TASK TO COMPLETE →
Lines from the one with "What's the underlying" through the end of the records, and no others, are what the answer should contain, copied exactly; please keep pictures out.

[Items from an interface collection]
§ §

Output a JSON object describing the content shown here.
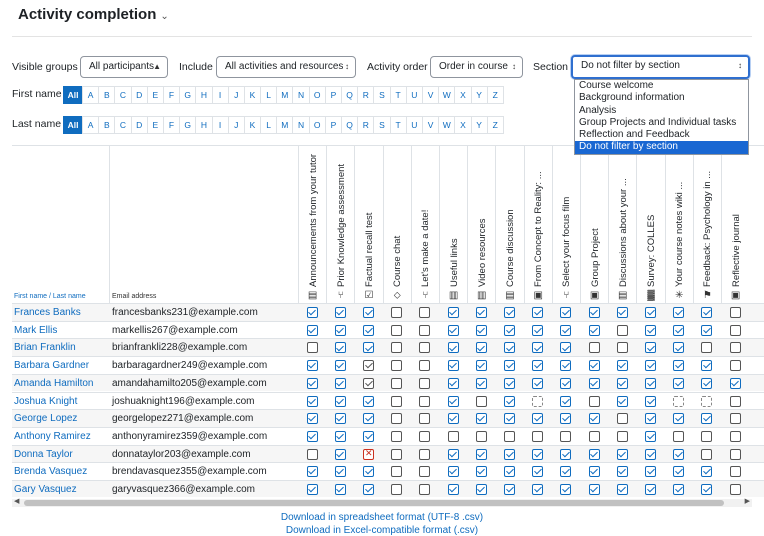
{
  "page": {
    "title": "Activity completion"
  },
  "filters": {
    "visible_groups_label": "Visible groups",
    "visible_groups_value": "All participants",
    "include_label": "Include",
    "include_value": "All activities and resources",
    "order_label": "Activity order",
    "order_value": "Order in course",
    "section_label": "Section",
    "section_value": "Do not filter by section",
    "section_options": [
      "Course welcome",
      "Background information",
      "Analysis",
      "Group Projects and Individual tasks",
      "Reflection and Feedback",
      "Do not filter by section"
    ]
  },
  "initials": {
    "first_label": "First name",
    "last_label": "Last name",
    "all": "All",
    "letters": [
      "A",
      "B",
      "C",
      "D",
      "E",
      "F",
      "G",
      "H",
      "I",
      "J",
      "K",
      "L",
      "M",
      "N",
      "O",
      "P",
      "Q",
      "R",
      "S",
      "T",
      "U",
      "V",
      "W",
      "X",
      "Y",
      "Z"
    ]
  },
  "table": {
    "name_header": "First name / Last name",
    "email_header": "Email address",
    "activities": [
      {
        "name": "Announcements from your tutor",
        "icon": "forum-icon",
        "glyph": "▤"
      },
      {
        "name": "Prior Knowledge assessment",
        "icon": "choice-icon",
        "glyph": "⑂"
      },
      {
        "name": "Factual recall test",
        "icon": "quiz-icon",
        "glyph": "☑"
      },
      {
        "name": "Course chat",
        "icon": "chat-icon",
        "glyph": "⬦"
      },
      {
        "name": "Let's make a date!",
        "icon": "choice-icon",
        "glyph": "⑂"
      },
      {
        "name": "Useful links",
        "icon": "book-icon",
        "glyph": "▥"
      },
      {
        "name": "Video resources",
        "icon": "book-icon",
        "glyph": "▥"
      },
      {
        "name": "Course discussion",
        "icon": "forum-icon",
        "glyph": "▤"
      },
      {
        "name": "From Concept to Reality: ...",
        "icon": "assign-icon",
        "glyph": "▣"
      },
      {
        "name": "Select your focus film",
        "icon": "choice-icon",
        "glyph": "⑂"
      },
      {
        "name": "Group Project",
        "icon": "assign-icon",
        "glyph": "▣"
      },
      {
        "name": "Discussions about your ...",
        "icon": "forum-icon",
        "glyph": "▤"
      },
      {
        "name": "Survey: COLLES",
        "icon": "survey-icon",
        "glyph": "▓"
      },
      {
        "name": "Your course notes wiki ...",
        "icon": "wiki-icon",
        "glyph": "✳"
      },
      {
        "name": "Feedback: Psychology in ...",
        "icon": "feedback-icon",
        "glyph": "⚑"
      },
      {
        "name": "Reflective journal",
        "icon": "assign-icon",
        "glyph": "▣"
      }
    ],
    "rows": [
      {
        "name": "Frances Banks",
        "email": "francesbanks231@example.com",
        "states": [
          "c",
          "c",
          "c",
          "e",
          "e",
          "c",
          "c",
          "c",
          "c",
          "c",
          "c",
          "c",
          "c",
          "c",
          "c",
          "e"
        ]
      },
      {
        "name": "Mark Ellis",
        "email": "markellis267@example.com",
        "states": [
          "c",
          "c",
          "c",
          "e",
          "e",
          "c",
          "c",
          "c",
          "c",
          "c",
          "c",
          "e",
          "c",
          "c",
          "c",
          "e"
        ]
      },
      {
        "name": "Brian Franklin",
        "email": "brianfrankli228@example.com",
        "states": [
          "e",
          "c",
          "c",
          "e",
          "e",
          "c",
          "c",
          "c",
          "c",
          "c",
          "e",
          "e",
          "c",
          "c",
          "e",
          "e"
        ]
      },
      {
        "name": "Barbara Gardner",
        "email": "barbaragardner249@example.com",
        "states": [
          "c",
          "c",
          "m",
          "e",
          "e",
          "c",
          "c",
          "c",
          "c",
          "c",
          "c",
          "c",
          "c",
          "c",
          "c",
          "e"
        ]
      },
      {
        "name": "Amanda Hamilton",
        "email": "amandahamilto205@example.com",
        "states": [
          "c",
          "c",
          "m",
          "e",
          "e",
          "c",
          "c",
          "c",
          "c",
          "c",
          "c",
          "c",
          "c",
          "c",
          "c",
          "c"
        ]
      },
      {
        "name": "Joshua Knight",
        "email": "joshuaknight196@example.com",
        "states": [
          "c",
          "c",
          "c",
          "e",
          "e",
          "c",
          "e",
          "c",
          "d",
          "c",
          "e",
          "c",
          "c",
          "d",
          "d",
          "e"
        ]
      },
      {
        "name": "George Lopez",
        "email": "georgelopez271@example.com",
        "states": [
          "c",
          "c",
          "c",
          "e",
          "e",
          "c",
          "c",
          "c",
          "c",
          "c",
          "c",
          "e",
          "c",
          "c",
          "c",
          "e"
        ]
      },
      {
        "name": "Anthony Ramirez",
        "email": "anthonyramirez359@example.com",
        "states": [
          "c",
          "c",
          "c",
          "e",
          "e",
          "e",
          "e",
          "e",
          "e",
          "e",
          "e",
          "e",
          "c",
          "e",
          "e",
          "e"
        ]
      },
      {
        "name": "Donna Taylor",
        "email": "donnataylor203@example.com",
        "states": [
          "e",
          "c",
          "x",
          "e",
          "e",
          "c",
          "c",
          "c",
          "c",
          "c",
          "c",
          "c",
          "c",
          "c",
          "e",
          "e"
        ]
      },
      {
        "name": "Brenda Vasquez",
        "email": "brendavasquez355@example.com",
        "states": [
          "c",
          "c",
          "c",
          "e",
          "e",
          "c",
          "c",
          "c",
          "c",
          "c",
          "c",
          "c",
          "c",
          "c",
          "c",
          "e"
        ]
      },
      {
        "name": "Gary Vasquez",
        "email": "garyvasquez366@example.com",
        "states": [
          "c",
          "c",
          "c",
          "e",
          "e",
          "c",
          "c",
          "c",
          "c",
          "c",
          "c",
          "c",
          "c",
          "c",
          "c",
          "e"
        ]
      }
    ]
  },
  "downloads": {
    "csv": "Download in spreadsheet format (UTF-8 .csv)",
    "excel": "Download in Excel-compatible format (.csv)"
  }
}
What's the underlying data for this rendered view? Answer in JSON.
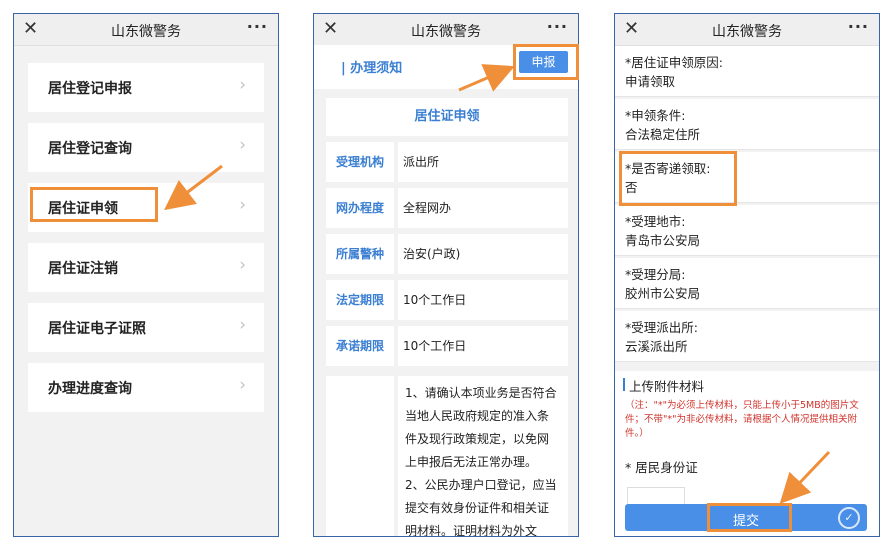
{
  "app_title": "山东微警务",
  "close_glyph": "✕",
  "more_glyph": "···",
  "chevron_glyph": "›",
  "accent_color": "#3b7fd3",
  "highlight_color": "#ef8f3a",
  "screen1": {
    "menu": [
      {
        "label": "居住登记申报"
      },
      {
        "label": "居住登记查询"
      },
      {
        "label": "居住证申领"
      },
      {
        "label": "居住证注销"
      },
      {
        "label": "居住证电子证照"
      },
      {
        "label": "办理进度查询"
      }
    ]
  },
  "screen2": {
    "notice_title": "| 办理须知",
    "apply_button": "申报",
    "card_title": "居住证申领",
    "rows": [
      {
        "key": "受理机构",
        "value": "派出所"
      },
      {
        "key": "网办程度",
        "value": "全程网办"
      },
      {
        "key": "所属警种",
        "value": "治安(户政)"
      },
      {
        "key": "法定期限",
        "value": "10个工作日"
      },
      {
        "key": "承诺期限",
        "value": "10个工作日"
      }
    ],
    "notes": [
      "1、请确认本项业务是否符合",
      "当地人民政府规定的准入条",
      "件及现行政策规定，以免网",
      "上申报后无法正常办理。",
      "2、公民办理户口登记，应当",
      "提交有效身份证件和相关证",
      "明材料。证明材料为外文"
    ]
  },
  "screen3": {
    "fields": [
      {
        "label": "*居住证申领原因:",
        "value": "申请领取"
      },
      {
        "label": "*申领条件:",
        "value": "合法稳定住所"
      },
      {
        "label": "*是否寄递领取:",
        "value": "否"
      },
      {
        "label": "*受理地市:",
        "value": "青岛市公安局"
      },
      {
        "label": "*受理分局:",
        "value": "胶州市公安局"
      },
      {
        "label": "*受理派出所:",
        "value": "云溪派出所"
      }
    ],
    "upload_title": "上传附件材料",
    "upload_note": "（注：\"*\"为必须上传材料，只能上传小于5MB的图片文件；不带\"*\"为非必传材料，请根据个人情况提供相关附件。）",
    "id_card_label": "* 居民身份证",
    "submit_button": "提交"
  }
}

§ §

TASK ANSWER →
What's the underlying data for this rendered view? Answer in JSON.
{
  "app_title": "山东微警务",
  "close_glyph": "✕",
  "more_glyph": "···",
  "chevron_glyph": "›",
  "accent_color": "#3b7fd3",
  "highlight_color": "#ef8f3a",
  "screen1": {
    "menu": [
      {
        "label": "居住登记申报"
      },
      {
        "label": "居住登记查询"
      },
      {
        "label": "居住证申领"
      },
      {
        "label": "居住证注销"
      },
      {
        "label": "居住证电子证照"
      },
      {
        "label": "办理进度查询"
      }
    ]
  },
  "screen2": {
    "notice_title": "| 办理须知",
    "apply_button": "申报",
    "card_title": "居住证申领",
    "rows": [
      {
        "key": "受理机构",
        "value": "派出所"
      },
      {
        "key": "网办程度",
        "value": "全程网办"
      },
      {
        "key": "所属警种",
        "value": "治安(户政)"
      },
      {
        "key": "法定期限",
        "value": "10个工作日"
      },
      {
        "key": "承诺期限",
        "value": "10个工作日"
      }
    ],
    "notes": [
      "1、请确认本项业务是否符合",
      "当地人民政府规定的准入条",
      "件及现行政策规定，以免网",
      "上申报后无法正常办理。",
      "2、公民办理户口登记，应当",
      "提交有效身份证件和相关证",
      "明材料。证明材料为外文"
    ]
  },
  "screen3": {
    "fields": [
      {
        "label": "*居住证申领原因:",
        "value": "申请领取"
      },
      {
        "label": "*申领条件:",
        "value": "合法稳定住所"
      },
      {
        "label": "*是否寄递领取:",
        "value": "否"
      },
      {
        "label": "*受理地市:",
        "value": "青岛市公安局"
      },
      {
        "label": "*受理分局:",
        "value": "胶州市公安局"
      },
      {
        "label": "*受理派出所:",
        "value": "云溪派出所"
      }
    ],
    "upload_title": "上传附件材料",
    "upload_note": "（注：\"*\"为必须上传材料，只能上传小于5MB的图片文件；不带\"*\"为非必传材料，请根据个人情况提供相关附件。）",
    "id_card_label": "* 居民身份证",
    "submit_button": "提交"
  }
}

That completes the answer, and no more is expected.